### WORK ORDER
Please report each line in the material below that includes "icon".

### DATASET CONTENT
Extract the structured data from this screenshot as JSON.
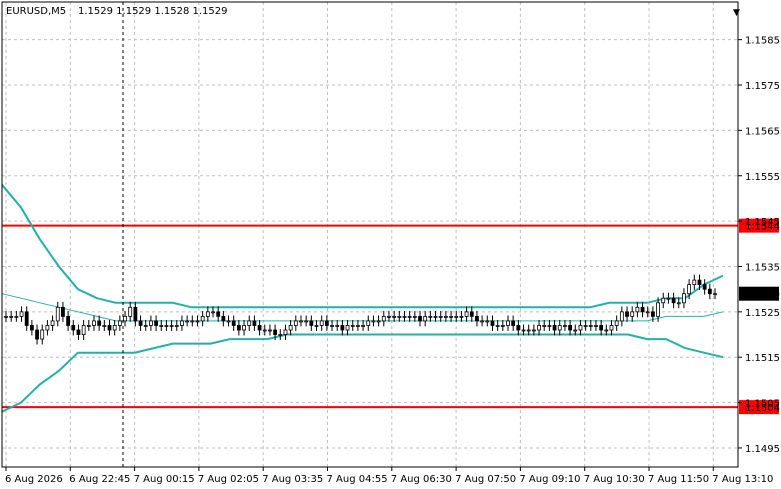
{
  "window": {
    "symbol_title": "EURUSD,M5",
    "ohlc_text": "1.1529 1.1529 1.1528 1.1529",
    "chevron": "▼"
  },
  "chart_data": {
    "type": "candlestick",
    "title": "EURUSD,M5",
    "ylim": [
      1.14908,
      1.15933
    ],
    "y_ticks": [
      "1.1585",
      "1.1575",
      "1.1565",
      "1.1555",
      "1.1545",
      "1.1535",
      "1.1525",
      "1.1515",
      "1.1505",
      "1.1495"
    ],
    "x_ticks": [
      "6 Aug 2026",
      "6 Aug 22:45",
      "7 Aug 00:15",
      "7 Aug 02:05",
      "7 Aug 03:35",
      "7 Aug 04:55",
      "7 Aug 06:30",
      "7 Aug 07:50",
      "7 Aug 09:10",
      "7 Aug 10:30",
      "7 Aug 11:50",
      "7 Aug 13:10"
    ],
    "grid": true,
    "levels": [
      {
        "value": 1.1544,
        "label": "1.1544",
        "color": "#ff0000"
      },
      {
        "value": 1.1504,
        "label": "1.1504",
        "color": "#ff0000"
      }
    ],
    "current_price": {
      "value": 1.1529,
      "label": "1.1529"
    },
    "colors": {
      "candles": "#000000",
      "bands": "#20b2aa",
      "mid": "#20b2aa",
      "level": "#ff0000",
      "grid": "#c0c0c0",
      "price_box": "#000000"
    },
    "candles_close": [
      1.1524,
      1.1524,
      1.1524,
      1.1525,
      1.1522,
      1.1521,
      1.1519,
      1.1521,
      1.1522,
      1.1523,
      1.1526,
      1.1524,
      1.1522,
      1.1521,
      1.152,
      1.1522,
      1.1522,
      1.1523,
      1.1522,
      1.1522,
      1.1521,
      1.1522,
      1.1523,
      1.1524,
      1.1526,
      1.1523,
      1.1522,
      1.1522,
      1.1523,
      1.1522,
      1.1522,
      1.1522,
      1.1522,
      1.1522,
      1.1523,
      1.1523,
      1.1523,
      1.1523,
      1.1524,
      1.1525,
      1.1525,
      1.1524,
      1.1523,
      1.1523,
      1.1522,
      1.1521,
      1.1522,
      1.1523,
      1.1522,
      1.1521,
      1.1521,
      1.1521,
      1.152,
      1.152,
      1.1521,
      1.1522,
      1.1523,
      1.1523,
      1.1523,
      1.1522,
      1.1522,
      1.1523,
      1.1522,
      1.1522,
      1.1522,
      1.1521,
      1.1522,
      1.1522,
      1.1522,
      1.1522,
      1.1523,
      1.1523,
      1.1523,
      1.1524,
      1.1524,
      1.1524,
      1.1524,
      1.1524,
      1.1524,
      1.1524,
      1.1523,
      1.1524,
      1.1524,
      1.1524,
      1.1524,
      1.1524,
      1.1524,
      1.1524,
      1.1524,
      1.1525,
      1.1524,
      1.1523,
      1.1523,
      1.1523,
      1.1522,
      1.1522,
      1.1522,
      1.1523,
      1.1522,
      1.1521,
      1.1521,
      1.1521,
      1.1521,
      1.1522,
      1.1522,
      1.1522,
      1.1521,
      1.1522,
      1.1522,
      1.1521,
      1.1521,
      1.1522,
      1.1522,
      1.1522,
      1.1522,
      1.1521,
      1.1521,
      1.1522,
      1.1523,
      1.1525,
      1.1524,
      1.1525,
      1.1526,
      1.1525,
      1.1525,
      1.1524,
      1.1527,
      1.1528,
      1.1528,
      1.1527,
      1.1527,
      1.1529,
      1.1531,
      1.1532,
      1.1531,
      1.153,
      1.1529,
      1.1529
    ],
    "upper_band": [
      1.1553,
      1.1548,
      1.1541,
      1.1535,
      1.153,
      1.1528,
      1.1527,
      1.1527,
      1.1527,
      1.1527,
      1.1526,
      1.1526,
      1.1526,
      1.1526,
      1.1526,
      1.1526,
      1.1526,
      1.1526,
      1.1526,
      1.1526,
      1.1526,
      1.1526,
      1.1526,
      1.1526,
      1.1526,
      1.1526,
      1.1526,
      1.1526,
      1.1526,
      1.1526,
      1.1526,
      1.1526,
      1.1527,
      1.1527,
      1.1527,
      1.1528,
      1.1528,
      1.1531,
      1.1533
    ],
    "mid_band": [
      1.1529,
      1.1528,
      1.1527,
      1.1526,
      1.1525,
      1.1524,
      1.1523,
      1.1523,
      1.1523,
      1.1523,
      1.1523,
      1.1523,
      1.1523,
      1.1523,
      1.1523,
      1.1523,
      1.1523,
      1.1523,
      1.1523,
      1.1523,
      1.1523,
      1.1523,
      1.1523,
      1.1523,
      1.1523,
      1.1523,
      1.1523,
      1.1523,
      1.1523,
      1.1523,
      1.1523,
      1.1523,
      1.1523,
      1.1523,
      1.1523,
      1.1524,
      1.1524,
      1.1524,
      1.1525
    ],
    "lower_band": [
      1.1503,
      1.1505,
      1.1509,
      1.1512,
      1.1516,
      1.1516,
      1.1516,
      1.1516,
      1.1517,
      1.1518,
      1.1518,
      1.1518,
      1.1519,
      1.1519,
      1.1519,
      1.152,
      1.152,
      1.152,
      1.152,
      1.152,
      1.152,
      1.152,
      1.152,
      1.152,
      1.152,
      1.152,
      1.152,
      1.152,
      1.152,
      1.152,
      1.152,
      1.152,
      1.152,
      1.152,
      1.1519,
      1.1519,
      1.1517,
      1.1516,
      1.1515
    ]
  }
}
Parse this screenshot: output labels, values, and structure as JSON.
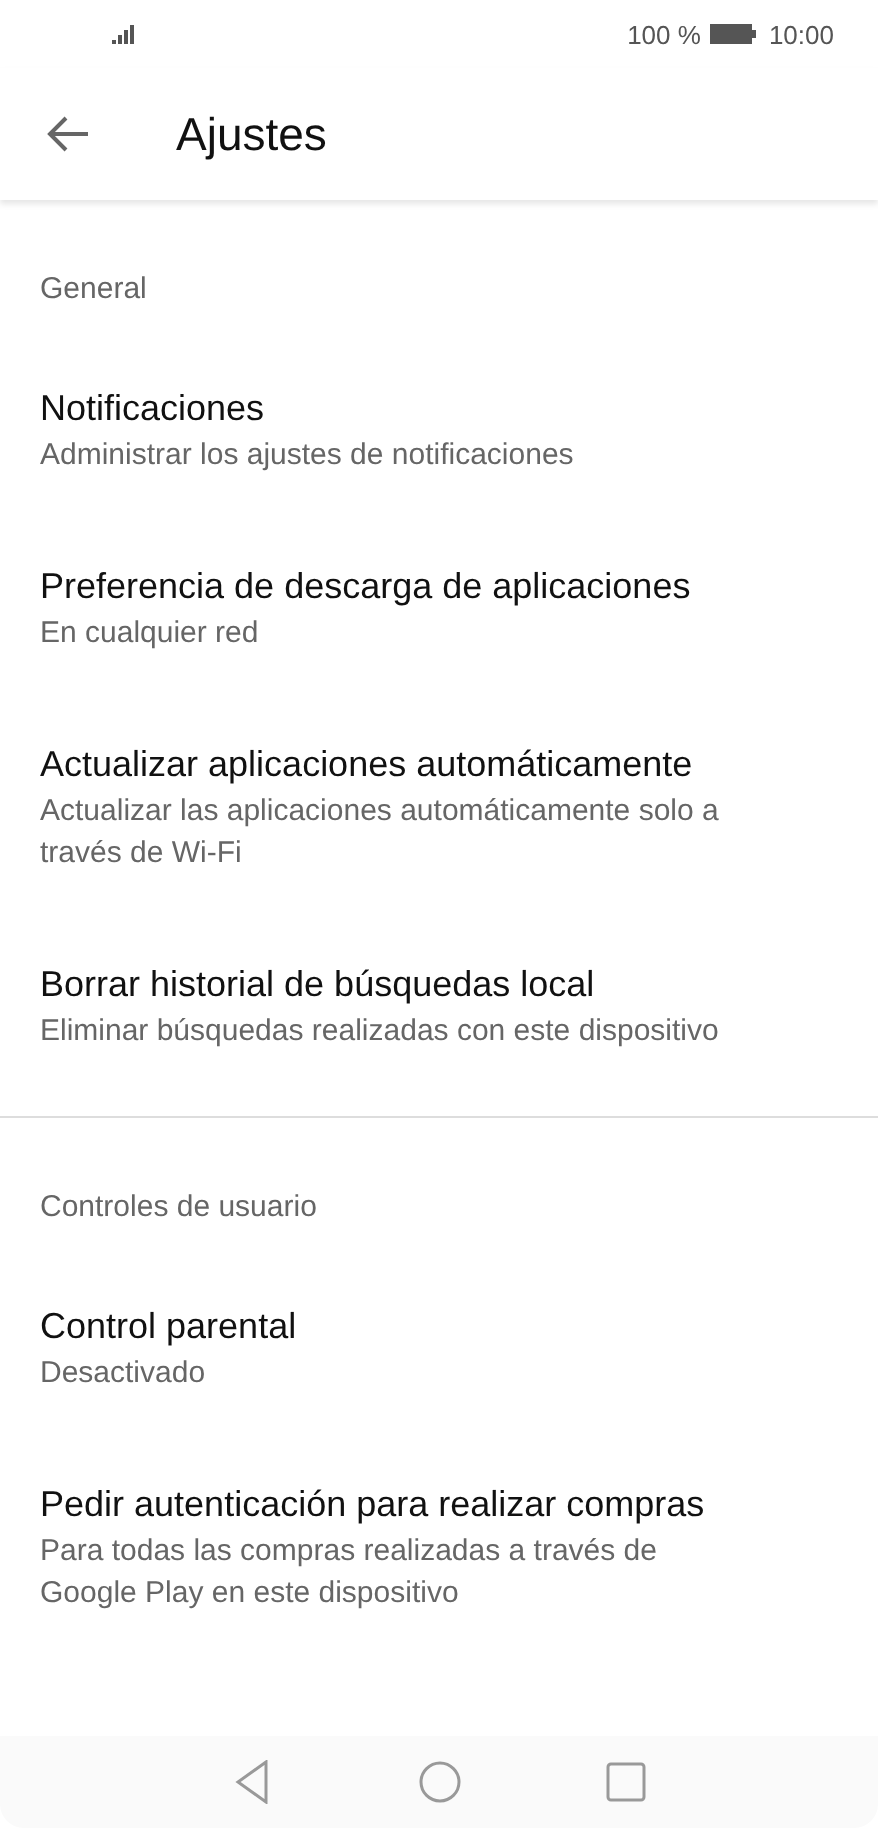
{
  "status_bar": {
    "battery": "100 %",
    "time": "10:00"
  },
  "header": {
    "title": "Ajustes"
  },
  "sections": [
    {
      "title": "General",
      "items": [
        {
          "title": "Notificaciones",
          "subtitle": "Administrar los ajustes de notificaciones"
        },
        {
          "title": "Preferencia de descarga de aplicaciones",
          "subtitle": "En cualquier red"
        },
        {
          "title": "Actualizar aplicaciones automáticamente",
          "subtitle": "Actualizar las aplicaciones automáticamente solo a través de Wi-Fi"
        },
        {
          "title": "Borrar historial de búsquedas local",
          "subtitle": "Eliminar búsquedas realizadas con este dispositivo"
        }
      ]
    },
    {
      "title": "Controles de usuario",
      "items": [
        {
          "title": "Control parental",
          "subtitle": "Desactivado"
        },
        {
          "title": "Pedir autenticación para realizar compras",
          "subtitle": "Para todas las compras realizadas a través de Google Play en este dispositivo"
        }
      ]
    }
  ]
}
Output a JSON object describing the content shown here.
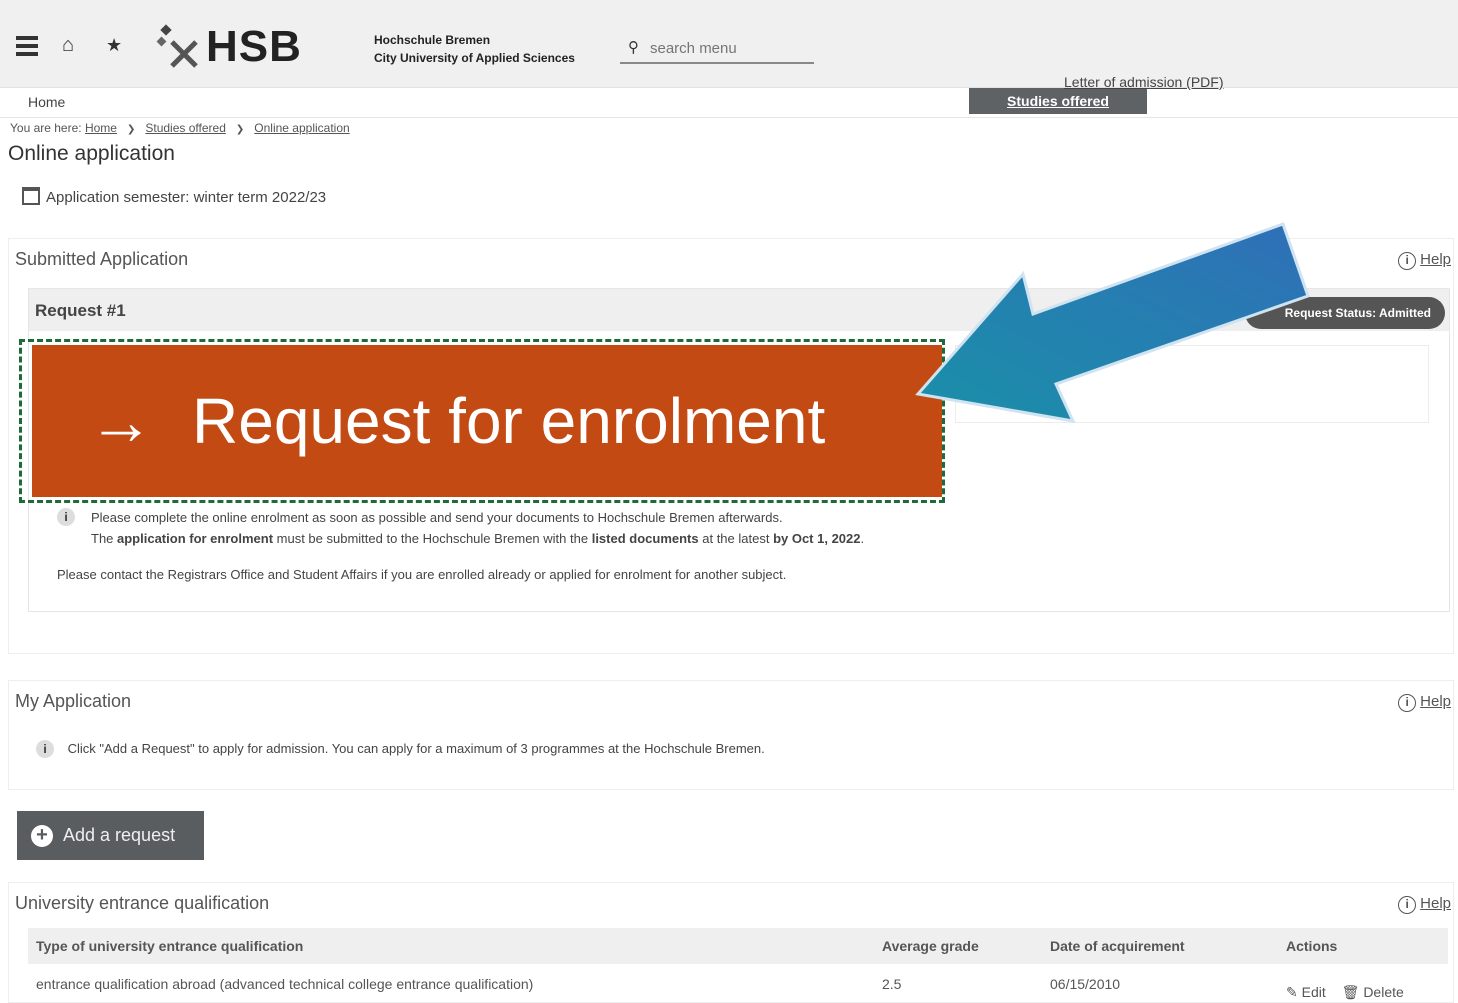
{
  "header": {
    "logo_text": "HSB",
    "university_line1": "Hochschule Bremen",
    "university_line2": "City University of Applied Sciences",
    "search_placeholder": "search menu"
  },
  "nav": {
    "home": "Home",
    "active_tab": "Studies offered"
  },
  "breadcrumb": {
    "prefix": "You are here:",
    "items": [
      "Home",
      "Studies offered",
      "Online application"
    ]
  },
  "page": {
    "title": "Online application",
    "semester": "Application semester: winter term 2022/23"
  },
  "submitted": {
    "heading": "Submitted Application",
    "help": "Help",
    "request_title": "Request #1",
    "status": "Request Status: Admitted",
    "letter_link": "Letter of admission (PDF)",
    "enrol_button": "Request for enrolment",
    "info_line1": "Please complete the online enrolment as soon as possible and send your documents to Hochschule Bremen afterwards.",
    "info_line2_a": "The ",
    "info_line2_b": "application for enrolment",
    "info_line2_c": " must be submitted to the Hochschule Bremen with the ",
    "info_line2_d": "listed documents",
    "info_line2_e": " at the latest ",
    "info_line2_f": "by Oct 1, 2022",
    "info_line2_g": ".",
    "contact": "Please contact the Registrars Office and Student Affairs if you are enrolled already or applied for enrolment for another subject."
  },
  "my_application": {
    "heading": "My Application",
    "help": "Help",
    "info": "Click \"Add a Request\" to apply for admission. You can apply for a maximum of 3 programmes at the Hochschule Bremen.",
    "add_button": "Add a request"
  },
  "qualification": {
    "heading": "University entrance qualification",
    "help": "Help",
    "columns": [
      "Type of university entrance qualification",
      "Average grade",
      "Date of acquirement",
      "Actions"
    ],
    "rows": [
      {
        "type": "entrance qualification abroad (advanced technical college entrance qualification)",
        "grade": "2.5",
        "date": "06/15/2010",
        "edit": "Edit",
        "delete": "Delete"
      }
    ]
  },
  "colors": {
    "enrol_button": "#c44a13",
    "annotation_arrow": "#2a7ab8",
    "highlight_border": "#1e6b3a"
  }
}
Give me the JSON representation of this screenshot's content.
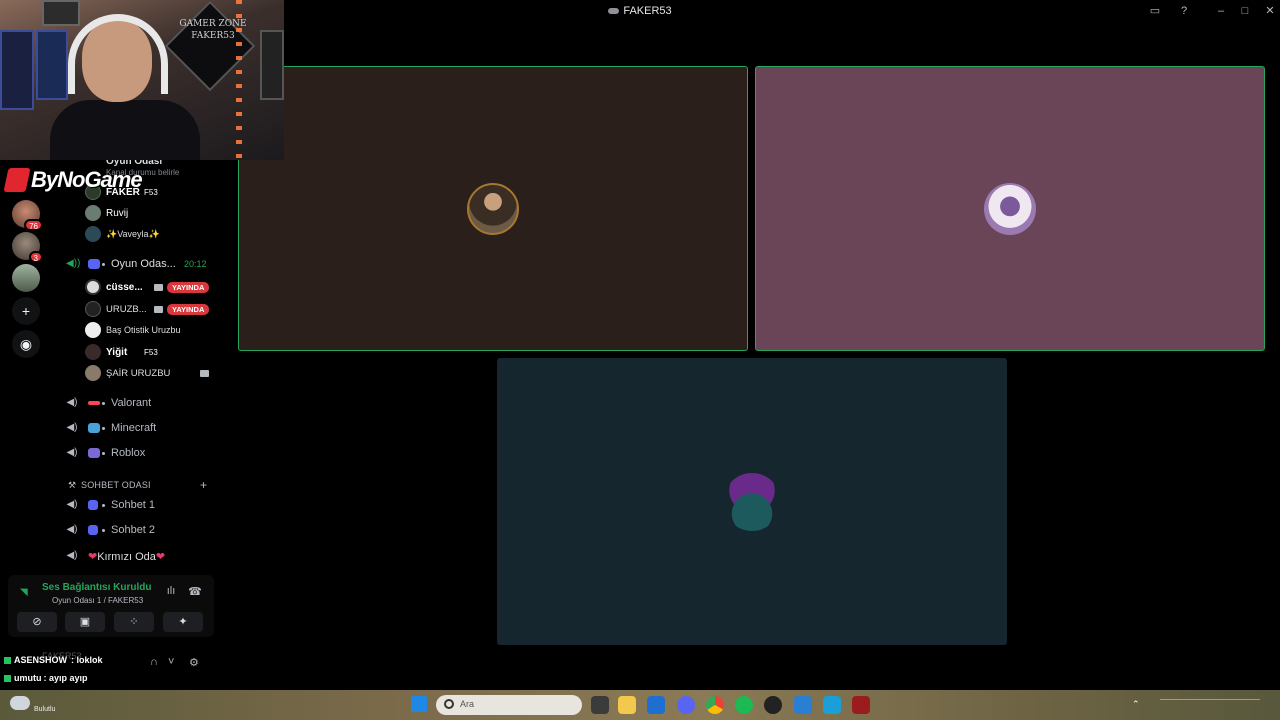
{
  "window": {
    "title": "FAKER53",
    "controls": [
      "inbox-icon",
      "help-icon",
      "minimize-icon",
      "maximize-icon",
      "close-icon"
    ]
  },
  "overlay": {
    "logo_text": "ByNoGame",
    "webcam_sign": "GAMER ZONE FAKER53"
  },
  "servers": [
    {
      "badge": "76"
    },
    {
      "badge": "3"
    },
    {
      "badge": ""
    }
  ],
  "channels": {
    "top_partial": {
      "title": "Oyun Odası",
      "sub": "Kanal durumu belirle"
    },
    "top_users": [
      {
        "name": "FAKER",
        "tag": "F53"
      },
      {
        "name": "Ruvij",
        "tag": ""
      },
      {
        "name": "✨Vaveyla✨",
        "tag": ""
      }
    ],
    "active_channel": {
      "name": "Oyun Odas...",
      "timer": "20:12"
    },
    "active_users": [
      {
        "name": "cüsse...",
        "badge": "YAYINDA",
        "camera": true
      },
      {
        "name": "URUZB...",
        "badge": "YAYINDA",
        "camera": true
      },
      {
        "name": "Baş Otistik Uruzbu",
        "badge": "",
        "camera": false
      },
      {
        "name": "Yiğit",
        "tag": "F53",
        "badge": "",
        "camera": false
      },
      {
        "name": "ŞAİR URUZBU",
        "badge": "",
        "camera": true
      }
    ],
    "voice_channels": [
      "Valorant",
      "Minecraft",
      "Roblox"
    ],
    "category": "SOHBET ODASI",
    "chat_channels": [
      "Sohbet 1",
      "Sohbet 2",
      "Kırmızı Oda"
    ]
  },
  "voice_panel": {
    "status": "Ses Bağlantısı Kuruldu",
    "sub": "Oyun Odası 1 / FAKER53",
    "buttons": [
      "camera-off-icon",
      "screen-share-icon",
      "activities-icon",
      "soundboard-icon"
    ]
  },
  "chat_overlay": [
    {
      "user": "ASENSHOW",
      "text": ": loklok"
    },
    {
      "user": "umutu",
      "text": ": ayıp ayıp"
    }
  ],
  "user_bar": {
    "name": "FAKER53"
  },
  "tiles": [
    {
      "color": "#2a1f1a",
      "speaking": true
    },
    {
      "color": "#6a4457",
      "speaking": true
    },
    {
      "color": "#15262e",
      "speaking": false
    }
  ],
  "taskbar": {
    "search_placeholder": "Ara",
    "weather": "Bulutlu"
  }
}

### RESULT BELOW
      "inbox-icon",
      "help-icon",
      "minimize-icon",
      "maximize-icon",
      "close-icon"
      "camera-off-icon",
      "screen-share-icon",
      "activities-icon",
      "soundboard-icon"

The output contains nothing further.